Word for word, restate every entry shown below.
--- PROVIDED ENTRIES Enclosed Below ---
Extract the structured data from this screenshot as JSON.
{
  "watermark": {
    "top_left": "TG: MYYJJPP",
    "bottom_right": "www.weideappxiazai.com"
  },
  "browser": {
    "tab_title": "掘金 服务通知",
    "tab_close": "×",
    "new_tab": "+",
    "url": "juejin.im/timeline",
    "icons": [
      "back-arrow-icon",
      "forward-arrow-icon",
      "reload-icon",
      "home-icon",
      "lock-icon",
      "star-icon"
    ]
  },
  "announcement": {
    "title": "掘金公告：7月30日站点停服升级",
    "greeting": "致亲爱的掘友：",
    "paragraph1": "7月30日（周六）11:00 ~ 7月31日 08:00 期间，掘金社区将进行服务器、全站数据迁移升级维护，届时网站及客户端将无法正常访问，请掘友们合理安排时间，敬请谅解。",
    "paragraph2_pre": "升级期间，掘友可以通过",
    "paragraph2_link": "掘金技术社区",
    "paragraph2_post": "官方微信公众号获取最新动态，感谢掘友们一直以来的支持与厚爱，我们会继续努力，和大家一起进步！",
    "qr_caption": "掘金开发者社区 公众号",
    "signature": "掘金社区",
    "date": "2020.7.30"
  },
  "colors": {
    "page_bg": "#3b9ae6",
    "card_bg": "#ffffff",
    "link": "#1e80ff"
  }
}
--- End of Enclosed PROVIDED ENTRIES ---
### [RESPONSE]
Extract the structured data from this screenshot as JSON.
{
  "watermark": {
    "top_left": "TG: MYYJJPP",
    "bottom_right": "www.weideappxiazai.com"
  },
  "browser": {
    "tab_title": "掘金 服务通知",
    "tab_close": "×",
    "new_tab": "+",
    "url": "juejin.im/timeline",
    "icons": [
      "back-arrow-icon",
      "forward-arrow-icon",
      "reload-icon",
      "home-icon",
      "lock-icon",
      "star-icon"
    ]
  },
  "announcement": {
    "title": "掘金公告：7月30日站点停服升级",
    "greeting": "致亲爱的掘友：",
    "paragraph1": "7月30日（周六）11:00 ~ 7月31日 08:00 期间，掘金社区将进行服务器、全站数据迁移升级维护，届时网站及客户端将无法正常访问，请掘友们合理安排时间，敬请谅解。",
    "paragraph2_pre": "升级期间，掘友可以通过",
    "paragraph2_link": "掘金技术社区",
    "paragraph2_post": "官方微信公众号获取最新动态，感谢掘友们一直以来的支持与厚爱，我们会继续努力，和大家一起进步！",
    "qr_caption": "掘金开发者社区 公众号",
    "signature": "掘金社区",
    "date": "2020.7.30"
  },
  "colors": {
    "page_bg": "#3b9ae6",
    "card_bg": "#ffffff",
    "link": "#1e80ff"
  }
}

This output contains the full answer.